“I had a very easy race,” said Spencer. “He was bowling along in front nicely. I was a little bit concerned that the rain had got in the ground but, other than that, there were no worries.

“They just about matched him for pace between the three furlong pole and the last furlong but, when I gave him a smack, he took off again and that did for the rest of them. Last year, he was a very good horse but this year, he’s improved again.

“The fact that he has got stronger means that he can sustain his run a lot longer. They came at him a long way out but he was very strong at the finish. He’ll be better on very fast ground – on that sort of ground he can stretch away.”

Trainer Sir Mark Prescott was delighted with the performance of runner-up Pallasator.

“I thoroughly enjoyed watching it as we had this convoluted Prescott plan that came off perfectly,” said Prescott. “I’m lucky to have a jockey (Oisin Murphy) who could have carried it off perfectly too. From my point of view, it was a joy to watch. It’s just a shame that beastly thing kept on going! He’s an exam question this horse. There are always things to put right. Rosie (Jessop – who looks after Pallasator) really does deserve all the credit as she’s the only person in the world who likes him.

“He’s just a fascinating horse – if you like that sort of problem. He’s like one of those kids who throw their weight around in the pub until someone challenges them and then they back down. That’s exactly what he’s like. Just when I think I’ve worked him out, he keeps changing. I thought the winner was jolly good though.

“He’ll head back to Doncaster now.
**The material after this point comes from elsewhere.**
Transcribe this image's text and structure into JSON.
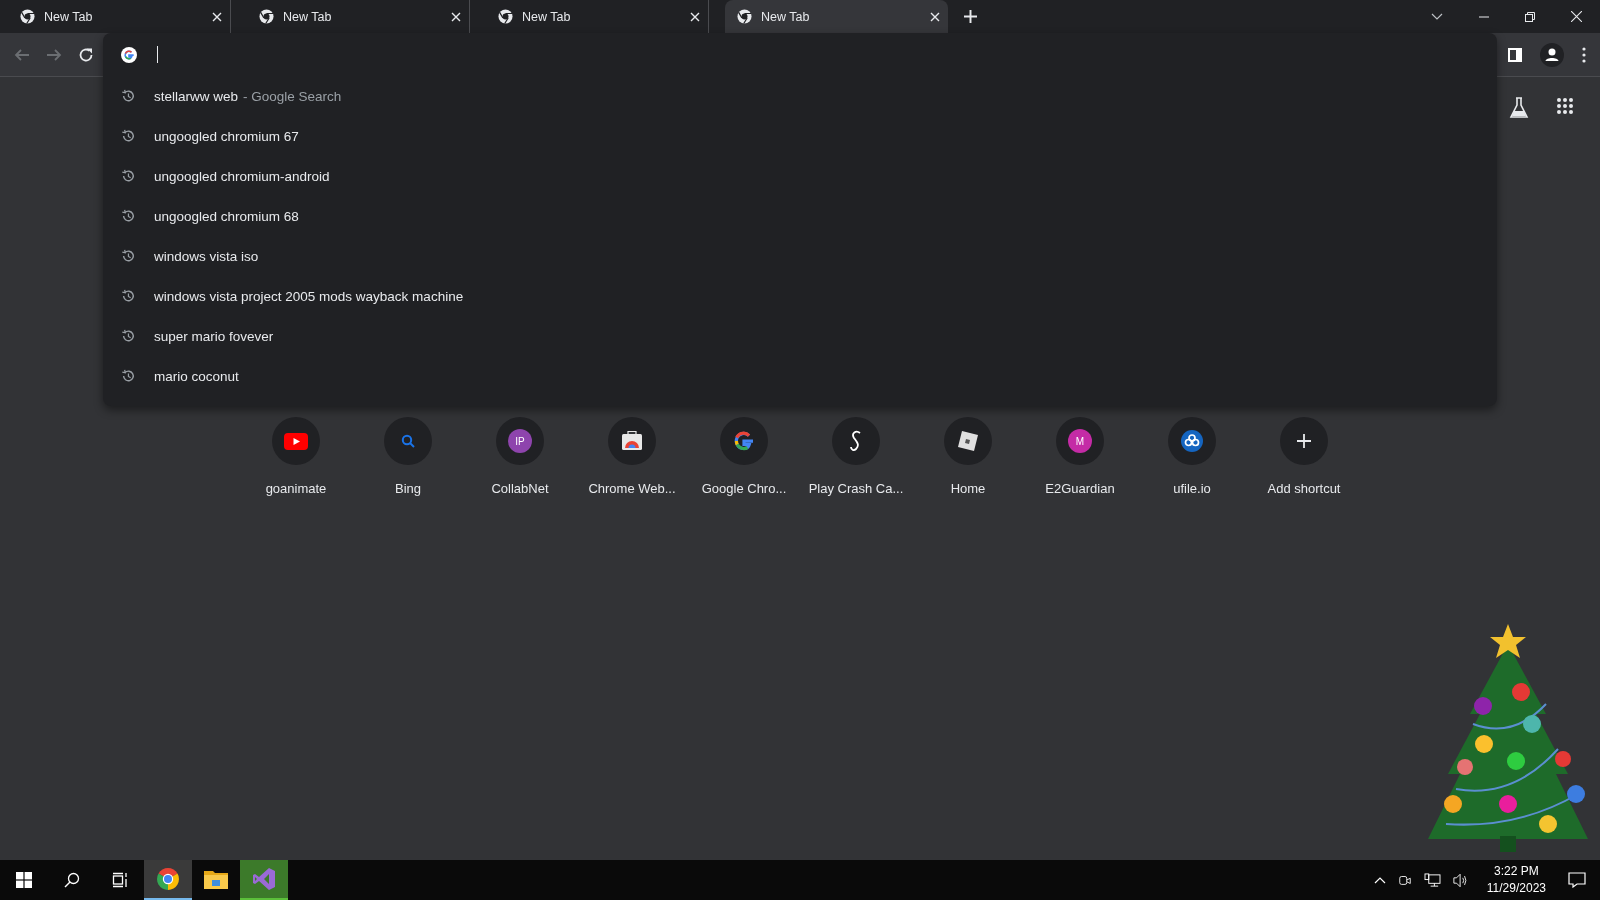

Placing is not the problem – it’s getting the best out of him. He’s been so horrible for so long but, rather like John McEnroe, everybody loves him now.”